And, there’s the catch. If a person earns “too much” interest from a savings account their housing subsidy could be in jeopardy. CRF 24.5.609 explains the limitations more completely. There’s also a little kicker in CRF 24… annual income includes money going to, or on behalf of, the family head or spouse (even if temporarily absent) or to any other family member;..” Thus, if the intent of the IDA is to help save money to provide for job training for any member of the family, then the earnings from that savings account are counted as family income, potentially reducing the assistance the family receives to keep the roof over their heads.
And, then there’s this from the State definition of income as it pertains to Section 8 Housing assistance:

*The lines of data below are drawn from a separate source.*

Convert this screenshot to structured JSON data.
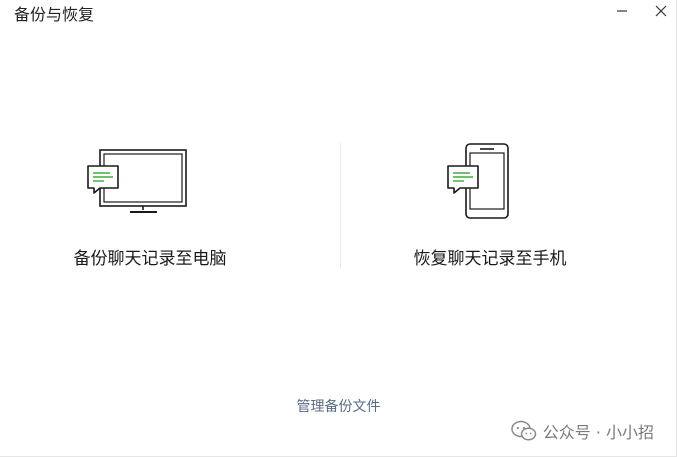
{
  "window": {
    "title": "备份与恢复",
    "minimize_icon": "minimize-icon",
    "close_icon": "close-icon"
  },
  "options": [
    {
      "label": "备份聊天记录至电脑",
      "icon": "monitor-chat-icon"
    },
    {
      "label": "恢复聊天记录至手机",
      "icon": "phone-chat-icon"
    }
  ],
  "footer": {
    "manage_link": "管理备份文件"
  },
  "watermark": {
    "text": "公众号 · 小小招",
    "icon": "wechat-logo-icon"
  },
  "colors": {
    "chat_line": "#3cb034",
    "icon_stroke": "#1a1a1a",
    "link": "#5a6b85",
    "divider": "#ececec"
  }
}
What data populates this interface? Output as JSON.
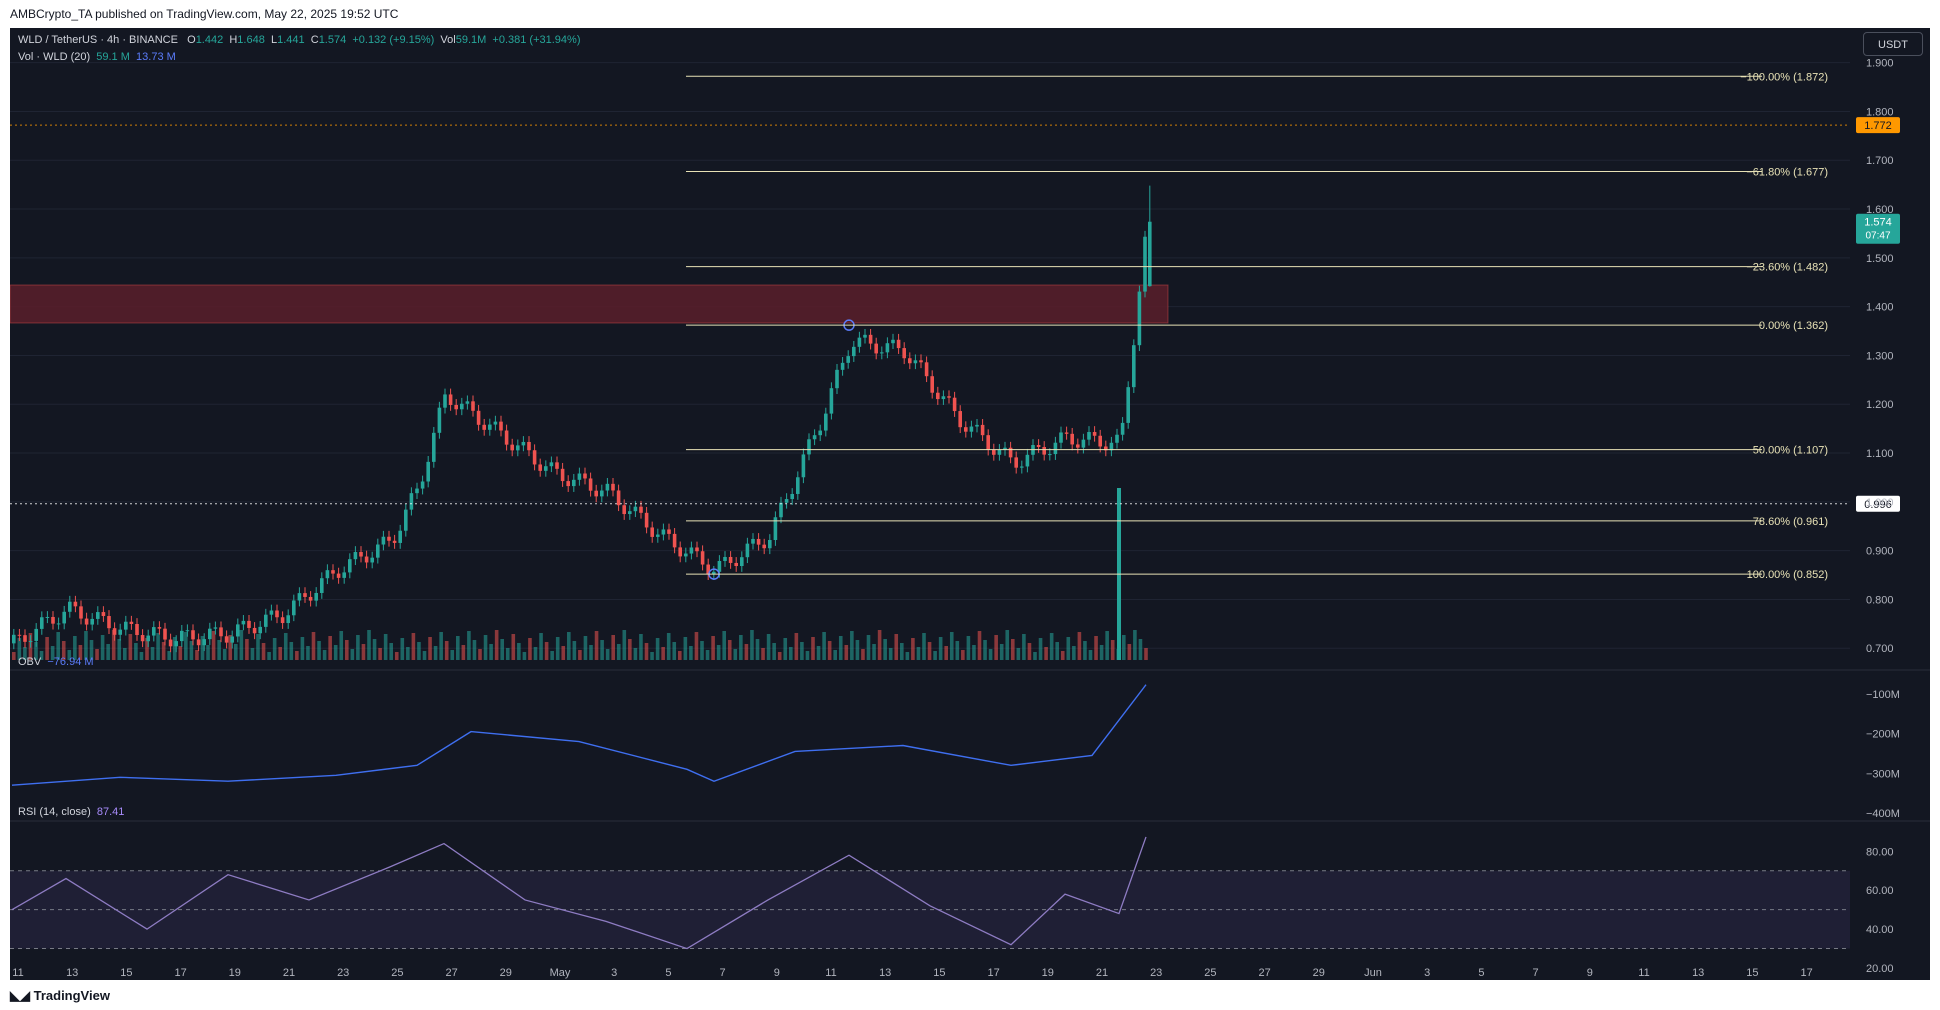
{
  "header": {
    "publisher_line": "AMBCrypto_TA published on TradingView.com, May 22, 2025 19:52 UTC"
  },
  "legend": {
    "symbol": "WLD / TetherUS · 4h · BINANCE",
    "o_label": "O",
    "o": "1.442",
    "h_label": "H",
    "h": "1.648",
    "l_label": "L",
    "l": "1.441",
    "c_label": "C",
    "c": "1.574",
    "change": "+0.132 (+9.15%)",
    "vol_label": "Vol",
    "vol": "59.1M",
    "vol_change": "+0.381 (+31.94%)",
    "vol_indicator": "Vol · WLD (20)",
    "vol_value": "59.1 M",
    "vol_ma": "13.73 M",
    "obv_label": "OBV",
    "obv_value": "−76.94 M",
    "rsi_label": "RSI (14, close)",
    "rsi_value": "87.41"
  },
  "quote_currency": "USDT",
  "footer": {
    "brand": "TradingView"
  },
  "colors": {
    "up": "#26a69a",
    "down": "#ef5350",
    "obv": "#3f6ff0",
    "rsi": "#8e7cc3",
    "fib": "#e8e2b6",
    "zone": "#5a1f2a",
    "accent": "#ff9800"
  },
  "chart_data": [
    {
      "type": "candlestick",
      "title": "WLD / TetherUS · 4h · BINANCE",
      "y_axis_ticks": [
        "1.900",
        "1.800",
        "1.700",
        "1.600",
        "1.500",
        "1.400",
        "1.300",
        "1.200",
        "1.100",
        "1.000",
        "0.900",
        "0.800",
        "0.700"
      ],
      "ylim": [
        0.68,
        1.93
      ],
      "x_axis_ticks": [
        "11",
        "13",
        "15",
        "17",
        "19",
        "21",
        "23",
        "25",
        "27",
        "29",
        "May",
        "3",
        "5",
        "7",
        "9",
        "11",
        "13",
        "15",
        "17",
        "19",
        "21",
        "23",
        "25",
        "27",
        "29",
        "Jun",
        "3",
        "5",
        "7",
        "9",
        "11",
        "13",
        "15",
        "17"
      ],
      "price_labels": [
        {
          "label": "1.772",
          "value": 1.772,
          "color": "#ff9800"
        },
        {
          "label": "1.574",
          "sublabel": "07:47",
          "value": 1.574,
          "color": "#26a69a"
        },
        {
          "label": "0.996",
          "value": 0.996,
          "color": "#ffffff"
        }
      ],
      "fib_levels": [
        {
          "label": "−100.00% (1.872)",
          "value": 1.872
        },
        {
          "label": "−61.80% (1.677)",
          "value": 1.677
        },
        {
          "label": "−23.60% (1.482)",
          "value": 1.482
        },
        {
          "label": "0.00% (1.362)",
          "value": 1.362
        },
        {
          "label": "50.00% (1.107)",
          "value": 1.107
        },
        {
          "label": "78.60% (0.961)",
          "value": 0.961
        },
        {
          "label": "100.00% (0.852)",
          "value": 0.852
        }
      ],
      "resistance_zone": [
        1.39,
        1.475
      ],
      "anchor_points": [
        {
          "date": "May 6",
          "value": 0.852
        },
        {
          "date": "May 11",
          "value": 1.362
        }
      ],
      "series": [
        {
          "type": "close",
          "x": [
            "Apr 10",
            "Apr 12",
            "Apr 14",
            "Apr 16",
            "Apr 18",
            "Apr 20",
            "Apr 22",
            "Apr 24",
            "Apr 25",
            "Apr 26",
            "Apr 28",
            "Apr 30",
            "May 2",
            "May 4",
            "May 6",
            "May 8",
            "May 10",
            "May 11",
            "May 13",
            "May 15",
            "May 17",
            "May 19",
            "May 21",
            "May 22"
          ],
          "values": [
            0.71,
            0.78,
            0.74,
            0.72,
            0.73,
            0.77,
            0.86,
            0.92,
            1.03,
            1.22,
            1.14,
            1.06,
            1.02,
            0.93,
            0.86,
            0.93,
            1.18,
            1.33,
            1.31,
            1.17,
            1.08,
            1.13,
            1.12,
            1.574
          ]
        }
      ]
    },
    {
      "type": "bar",
      "title": "Vol · WLD (20)",
      "description": "volume histogram with 20-period MA",
      "values": [
        59.1
      ],
      "ma": [
        13.73
      ]
    },
    {
      "type": "line",
      "title": "OBV",
      "y_axis_ticks": [
        "−100M",
        "−200M",
        "−300M",
        "−400M"
      ],
      "x": [
        "Apr 10",
        "Apr 14",
        "Apr 18",
        "Apr 22",
        "Apr 25",
        "Apr 27",
        "May 1",
        "May 5",
        "May 6",
        "May 9",
        "May 13",
        "May 17",
        "May 20",
        "May 22"
      ],
      "values": [
        -330,
        -310,
        -320,
        -305,
        -280,
        -195,
        -220,
        -290,
        -320,
        -245,
        -230,
        -280,
        -255,
        -76.94
      ]
    },
    {
      "type": "line",
      "title": "RSI (14, close)",
      "y_axis_ticks": [
        "80.00",
        "60.00",
        "40.00",
        "20.00"
      ],
      "bands": [
        30,
        50,
        70
      ],
      "x": [
        "Apr 10",
        "Apr 12",
        "Apr 15",
        "Apr 18",
        "Apr 21",
        "Apr 24",
        "Apr 26",
        "Apr 29",
        "May 2",
        "May 5",
        "May 8",
        "May 11",
        "May 14",
        "May 17",
        "May 19",
        "May 21",
        "May 22"
      ],
      "values": [
        50,
        66,
        40,
        68,
        55,
        72,
        84,
        55,
        44,
        30,
        55,
        78,
        52,
        32,
        58,
        48,
        87.41
      ]
    }
  ]
}
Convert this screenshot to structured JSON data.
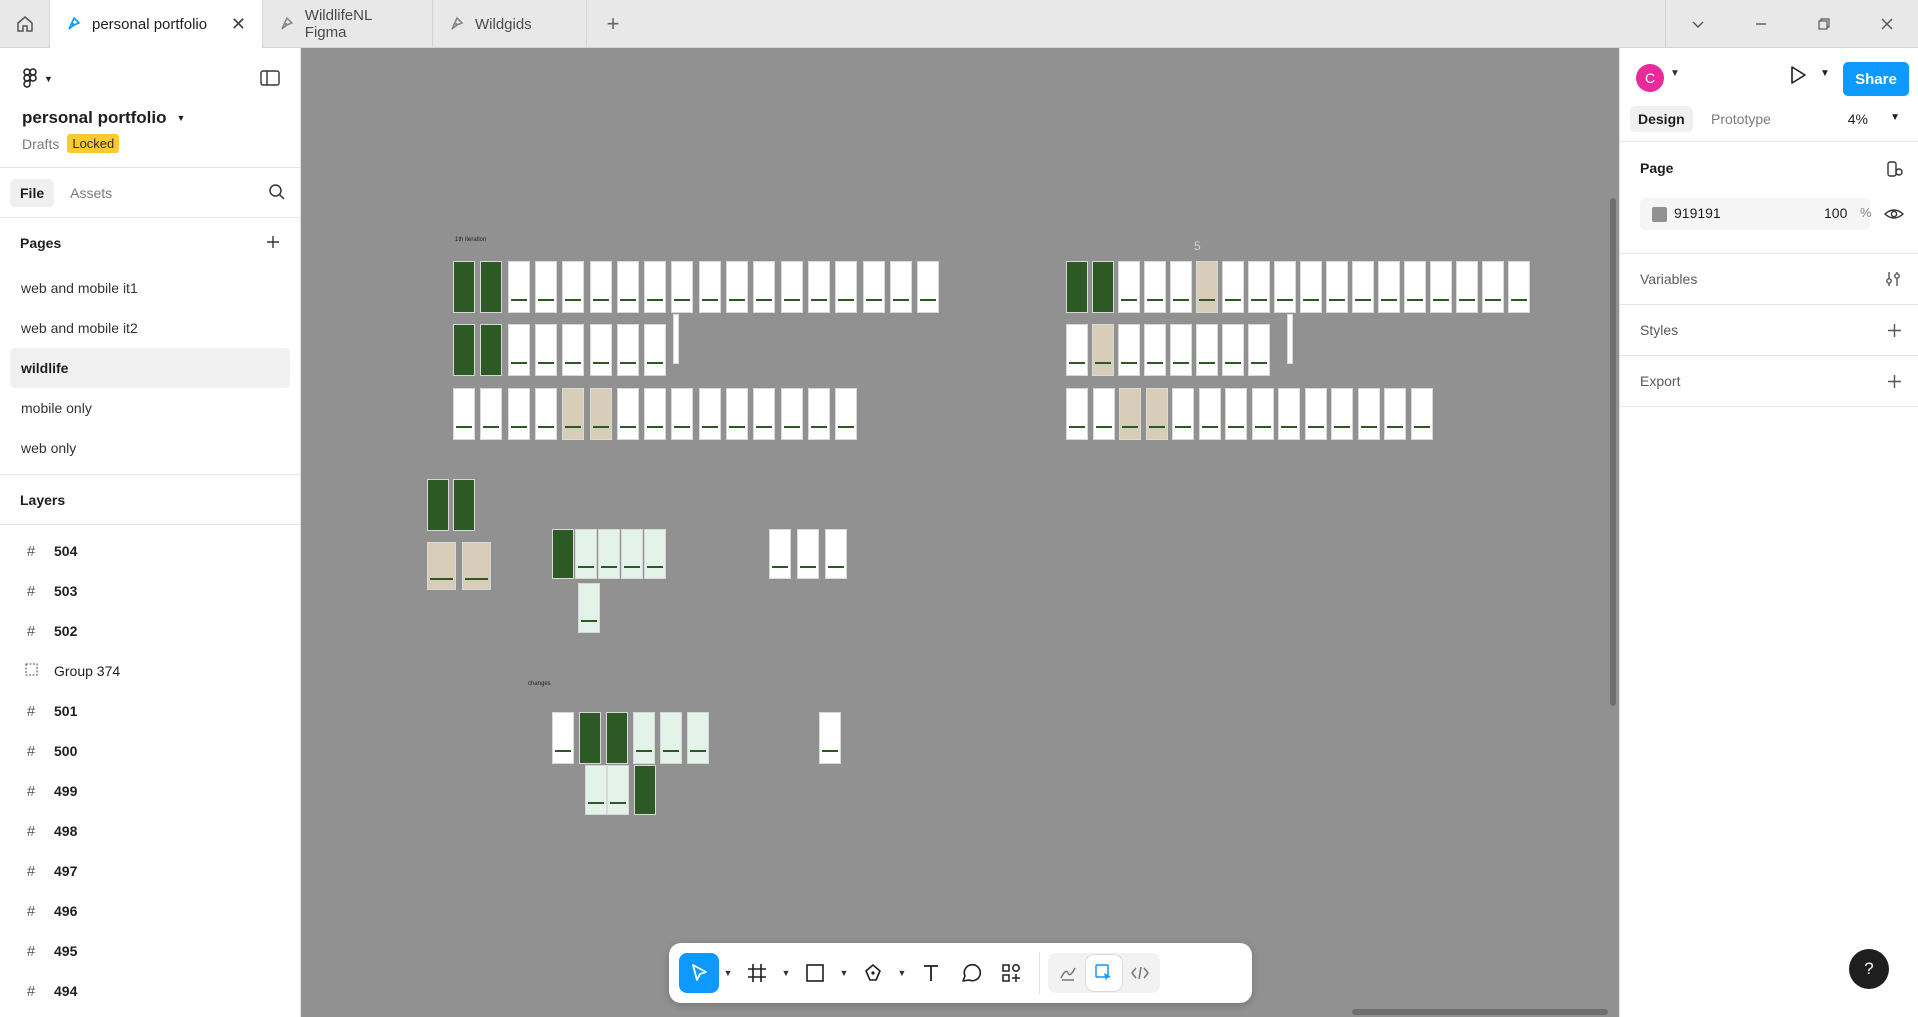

“Any withdrawal of cash or assets from an investment will be included in income, except to the extent the withdrawal is reimbursement of cash or assets invested by the family. Where the family has net family assets in excess of $5,000, annual income includes the greater of the actual income derived from net family assets or a percentage of the value of such assets based on the current passbook savings rate, as determined by HUD.” [NV Housing pdf]
The incentive to create a savings account is to earn the interest thereon, but the interest is counted as family income for the purpose of determining assistance for Section 8 housing. The effect could easily be sending the message to low income savers — you can save a little, just not too much! Little wonder, then, too many Nevadans struggling below the poverty line, are “underbanked.”
The idea of Individual Development Accounts is laudable, and should be extended throughout the state, however it should be coupled with redefining the source of income which is calculated for the purposes of receiving public assistance. Not to put too fine a point to it, but it doesn’t make sense to encourage savings when the interest earned could jeopardize housing, TANF, and SNAP assistance.